We turned south toward Missoula, and just as the sun was setting we found a place to eat dinner called Mountain Crossroads. It’s the clubhouse of a golf course, and it was filled with smokers. Fortunately, there were a few tables were outside, where we could enjoy our dinner while watching night fall over the golf course. We were pleased to find a few vegetarian options on the menu. There wasn’t a lot of food but there was enough and it was tasty. It was a nice place considering it’s the only place for miles.

Our route to Missoula would have to go around Flathead Lake. Flathead Lake is the largest natural fresh-water lake west of the Mississippi. The well-beaten path follows the western shore, so we went down the eastern shore. The fading twilight gave us a good look at the lake from the north end.

As we drove into the darkness we covered many miles with low speed limits, and passed one cherry farm after another. Montana is not easily identified with being cherry country, but this area had the biggest concentration of cherries that we saw anywhere.

Day 51 – Logan State Park -> Glacier Natl. Park MT

Obbie disappears into the forest along the Lake McDonald trail in Glacier National Park.

We woke up to sounds of heavy machinery doing maintenance work on a neighboring campsite. That’s one way of shaking a couple of night owls out of bed, especially after an unfavorable time change. We had made some coffee last night, so all we had to do was to heat that up and drink it while we packed up the rest of our camp, and we were on our way.

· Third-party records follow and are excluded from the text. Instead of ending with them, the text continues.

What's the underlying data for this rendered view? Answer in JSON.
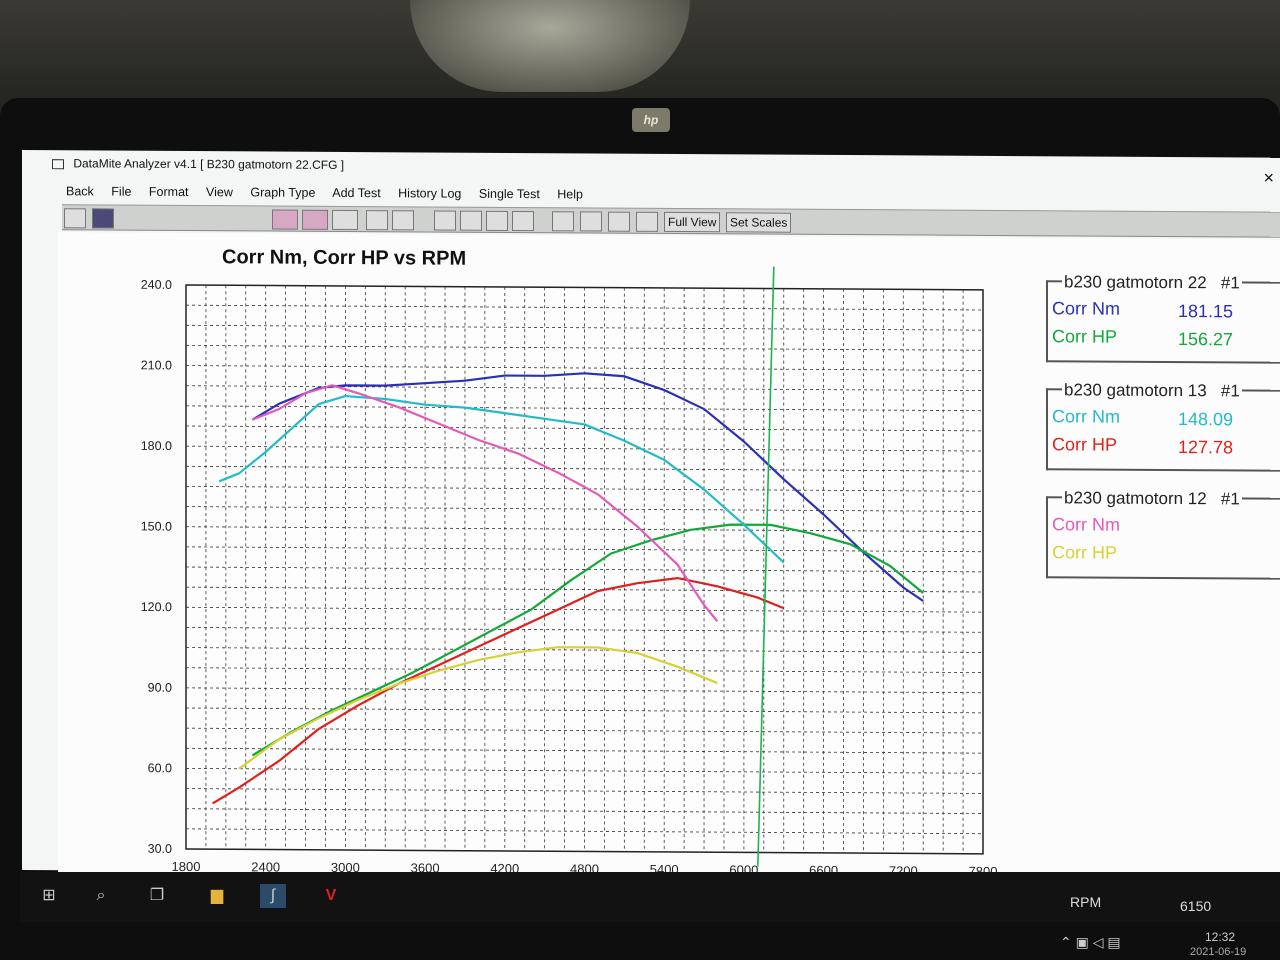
{
  "window": {
    "title": "DataMite Analyzer v4.1  [ B230 gatmotorn 22.CFG ]",
    "close": "×"
  },
  "menu": [
    "Back",
    "File",
    "Format",
    "View",
    "Graph Type",
    "Add Test",
    "History Log",
    "Single Test",
    "Help"
  ],
  "toolbar": {
    "full_view": "Full View",
    "set_scales": "Set Scales"
  },
  "status": {
    "rpm_label": "RPM",
    "rpm_value": "6150"
  },
  "taskbar": {
    "time": "12:32",
    "date": "2021-06-19"
  },
  "brand": "hp",
  "legends": [
    {
      "title": "b230 gatmotorn 22",
      "num": "#1",
      "rows": [
        {
          "label": "Corr Nm",
          "value": "181.15",
          "color": "#2a2fb8"
        },
        {
          "label": "Corr HP",
          "value": "156.27",
          "color": "#12a83a"
        }
      ]
    },
    {
      "title": "b230 gatmotorn 13",
      "num": "#1",
      "rows": [
        {
          "label": "Corr Nm",
          "value": "148.09",
          "color": "#21bcc8"
        },
        {
          "label": "Corr HP",
          "value": "127.78",
          "color": "#e0201c"
        }
      ]
    },
    {
      "title": "b230 gatmotorn 12",
      "num": "#1",
      "rows": [
        {
          "label": "Corr Nm",
          "value": "",
          "color": "#e35ab8"
        },
        {
          "label": "Corr HP",
          "value": "",
          "color": "#d8d038"
        }
      ]
    }
  ],
  "chart_data": {
    "type": "line",
    "title": "Corr Nm, Corr HP vs RPM",
    "xlabel": "",
    "ylabel": "",
    "xlim": [
      1800,
      7800
    ],
    "ylim": [
      30,
      240
    ],
    "x_ticks": [
      "1800",
      "2400",
      "3000",
      "3600",
      "4200",
      "4800",
      "5400",
      "6000",
      "6600",
      "7200",
      "7800"
    ],
    "y_ticks": [
      "30.0",
      "60.0",
      "90.0",
      "120.0",
      "150.0",
      "180.0",
      "210.0",
      "240.0"
    ],
    "grid": true,
    "cursor_rpm": 6150,
    "series": [
      {
        "name": "Corr Nm",
        "color": "#2a2fb8",
        "points": [
          [
            2300,
            190
          ],
          [
            2500,
            196
          ],
          [
            2800,
            202
          ],
          [
            3000,
            203
          ],
          [
            3300,
            203
          ],
          [
            3600,
            204
          ],
          [
            3900,
            205
          ],
          [
            4200,
            207
          ],
          [
            4500,
            207
          ],
          [
            4800,
            208
          ],
          [
            5100,
            207
          ],
          [
            5400,
            202
          ],
          [
            5700,
            195
          ],
          [
            6000,
            183
          ],
          [
            6300,
            169
          ],
          [
            6600,
            156
          ],
          [
            6900,
            142
          ],
          [
            7200,
            129
          ],
          [
            7350,
            124
          ]
        ]
      },
      {
        "name": "Corr HP",
        "color": "#12a83a",
        "points": [
          [
            2300,
            65
          ],
          [
            2600,
            74
          ],
          [
            2900,
            82
          ],
          [
            3200,
            89
          ],
          [
            3500,
            96
          ],
          [
            3800,
            104
          ],
          [
            4100,
            112
          ],
          [
            4400,
            120
          ],
          [
            4700,
            131
          ],
          [
            5000,
            141
          ],
          [
            5300,
            146
          ],
          [
            5600,
            150
          ],
          [
            5900,
            152
          ],
          [
            6200,
            152
          ],
          [
            6500,
            149
          ],
          [
            6800,
            145
          ],
          [
            7100,
            137
          ],
          [
            7350,
            127
          ]
        ]
      },
      {
        "name": "Corr Nm",
        "color": "#21bcc8",
        "points": [
          [
            2050,
            167
          ],
          [
            2200,
            170
          ],
          [
            2400,
            178
          ],
          [
            2600,
            187
          ],
          [
            2800,
            196
          ],
          [
            3000,
            199
          ],
          [
            3300,
            198
          ],
          [
            3600,
            196
          ],
          [
            3900,
            195
          ],
          [
            4200,
            193
          ],
          [
            4500,
            191
          ],
          [
            4800,
            189
          ],
          [
            5100,
            183
          ],
          [
            5400,
            176
          ],
          [
            5700,
            165
          ],
          [
            6000,
            152
          ],
          [
            6300,
            138
          ]
        ]
      },
      {
        "name": "Corr HP",
        "color": "#e0201c",
        "points": [
          [
            2000,
            47
          ],
          [
            2200,
            53
          ],
          [
            2500,
            63
          ],
          [
            2800,
            75
          ],
          [
            3100,
            84
          ],
          [
            3400,
            92
          ],
          [
            3700,
            99
          ],
          [
            4000,
            106
          ],
          [
            4300,
            113
          ],
          [
            4600,
            120
          ],
          [
            4900,
            127
          ],
          [
            5200,
            130
          ],
          [
            5500,
            132
          ],
          [
            5800,
            129
          ],
          [
            6100,
            125
          ],
          [
            6300,
            121
          ]
        ]
      },
      {
        "name": "Corr Nm",
        "color": "#e35ab8",
        "points": [
          [
            2300,
            190
          ],
          [
            2500,
            194
          ],
          [
            2700,
            200
          ],
          [
            2900,
            203
          ],
          [
            3100,
            200
          ],
          [
            3400,
            195
          ],
          [
            3700,
            189
          ],
          [
            4000,
            183
          ],
          [
            4300,
            178
          ],
          [
            4600,
            171
          ],
          [
            4900,
            163
          ],
          [
            5200,
            151
          ],
          [
            5500,
            137
          ],
          [
            5700,
            122
          ],
          [
            5800,
            116
          ]
        ]
      },
      {
        "name": "Corr HP",
        "color": "#d8d038",
        "points": [
          [
            2200,
            60
          ],
          [
            2500,
            71
          ],
          [
            2800,
            79
          ],
          [
            3100,
            86
          ],
          [
            3400,
            92
          ],
          [
            3700,
            97
          ],
          [
            4000,
            101
          ],
          [
            4300,
            104
          ],
          [
            4600,
            106
          ],
          [
            4900,
            106
          ],
          [
            5200,
            104
          ],
          [
            5500,
            99
          ],
          [
            5800,
            93
          ]
        ]
      }
    ]
  }
}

Today we plan to hike in to a backcountry campsite in Glacier National Park. The first obstacle in our path is the town of Kalispel, where we got sucked into a Chinese buffet for lunch. Once we got moving again, the town went on and on. The entire population seemed to be concentrated within three blocks of the highway, so it seemed to take as long to get from one end of Kalispel to the other as it took to get from Kalispel to Glacier.

By the time we got to the backcountry office at the park, it was 3 pm. Allowing time for getting to the trailheads and the hiking distance from there to the campsites, there were very few campsites that we could realistically get to before dark. We sat through another “bear drill”, got our permits, and headed out.

Lake MacDonald is the glacial lake nearest to the west entrance. The park’s main through-fare, The Road to the Sun, runs along one side of the lake, and a hiking trail runs along the other. Our campsite was on that trail, four miles from the backcountry office, or two miles from the trailhead at the far end of the lake.

We didn’t know it then, but the easiest way to the campsite would have been to hike the four miles from where we were. We weren’t told that the last two miles of the 13-mile drive to the other trailhead had holes so big we had to drive through them rather than around them. On the other hand, bad roads keep the mutants out.

Visually, our campsite on the lake was idyllic. The lake water was refreshingly cold and indescribably clear, and the variety of rocks on the bottom displayed a rich rainbow of colors and an endless collage of patterns. Towering trees gave us shade, and rugged peaks reflected off the water.

The audio environment was not so idyllic. Motorboats whizzed up and down the lake pulling water skiers or showing themselves off. We could hear the guides on passing tour boats giving their presentations over loudspeakers. It’s amazing how far that kind of sound can carry.

The highway through the park was a mile across the lake. The traffic noise was not exactly loud, but it was constant. Of course this site did not do justice to this park. The next time we come here we must camp on one of the more remote lakes.